▶ _WHAT TO DO_: Find every line in the data that contains the word "icon". Return each of those lines.

App and web page records:

+ + + + +

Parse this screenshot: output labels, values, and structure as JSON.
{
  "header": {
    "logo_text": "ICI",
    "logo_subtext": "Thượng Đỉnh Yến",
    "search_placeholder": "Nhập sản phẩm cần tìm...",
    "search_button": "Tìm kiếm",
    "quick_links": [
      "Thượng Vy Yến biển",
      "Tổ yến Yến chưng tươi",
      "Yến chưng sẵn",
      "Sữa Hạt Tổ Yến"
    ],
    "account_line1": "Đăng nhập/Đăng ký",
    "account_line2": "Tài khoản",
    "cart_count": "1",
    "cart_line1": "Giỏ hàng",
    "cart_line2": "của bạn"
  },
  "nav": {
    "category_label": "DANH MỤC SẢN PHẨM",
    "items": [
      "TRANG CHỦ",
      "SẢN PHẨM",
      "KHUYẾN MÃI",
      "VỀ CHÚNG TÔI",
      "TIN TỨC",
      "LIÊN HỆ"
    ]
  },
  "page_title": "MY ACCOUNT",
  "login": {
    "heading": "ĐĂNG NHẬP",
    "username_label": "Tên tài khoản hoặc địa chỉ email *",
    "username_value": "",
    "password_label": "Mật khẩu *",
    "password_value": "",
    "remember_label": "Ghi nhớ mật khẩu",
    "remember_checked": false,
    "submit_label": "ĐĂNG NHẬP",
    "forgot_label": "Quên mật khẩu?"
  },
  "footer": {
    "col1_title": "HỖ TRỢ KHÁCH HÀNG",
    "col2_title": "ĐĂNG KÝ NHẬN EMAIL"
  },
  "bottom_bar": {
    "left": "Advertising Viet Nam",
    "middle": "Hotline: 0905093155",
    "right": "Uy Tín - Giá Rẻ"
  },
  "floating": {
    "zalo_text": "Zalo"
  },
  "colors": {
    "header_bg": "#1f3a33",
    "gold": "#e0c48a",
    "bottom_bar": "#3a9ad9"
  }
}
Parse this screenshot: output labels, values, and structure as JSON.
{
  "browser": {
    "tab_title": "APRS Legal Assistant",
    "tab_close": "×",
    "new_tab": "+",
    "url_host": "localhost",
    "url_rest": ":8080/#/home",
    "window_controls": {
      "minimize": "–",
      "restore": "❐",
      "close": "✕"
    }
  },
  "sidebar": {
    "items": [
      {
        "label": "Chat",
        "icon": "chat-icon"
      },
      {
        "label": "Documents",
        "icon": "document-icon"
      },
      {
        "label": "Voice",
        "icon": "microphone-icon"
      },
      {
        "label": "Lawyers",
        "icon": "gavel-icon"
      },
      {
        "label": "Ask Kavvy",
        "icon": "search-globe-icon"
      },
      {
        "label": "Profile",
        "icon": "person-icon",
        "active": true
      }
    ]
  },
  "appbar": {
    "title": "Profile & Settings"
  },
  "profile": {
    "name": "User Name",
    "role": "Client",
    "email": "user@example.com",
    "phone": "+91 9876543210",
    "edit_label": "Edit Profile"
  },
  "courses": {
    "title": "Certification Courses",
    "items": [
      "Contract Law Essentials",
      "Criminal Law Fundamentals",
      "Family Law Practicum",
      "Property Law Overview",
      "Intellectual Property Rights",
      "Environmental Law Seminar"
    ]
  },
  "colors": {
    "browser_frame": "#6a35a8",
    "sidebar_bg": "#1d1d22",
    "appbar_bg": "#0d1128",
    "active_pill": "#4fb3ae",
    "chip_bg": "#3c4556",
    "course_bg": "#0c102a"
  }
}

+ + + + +

▶ _WRITTEN ANSWER_:
        "icon": "chat-icon"
        "icon": "document-icon"
        "icon": "microphone-icon"
        "icon": "gavel-icon"
        "icon": "search-globe-icon"
        "icon": "person-icon",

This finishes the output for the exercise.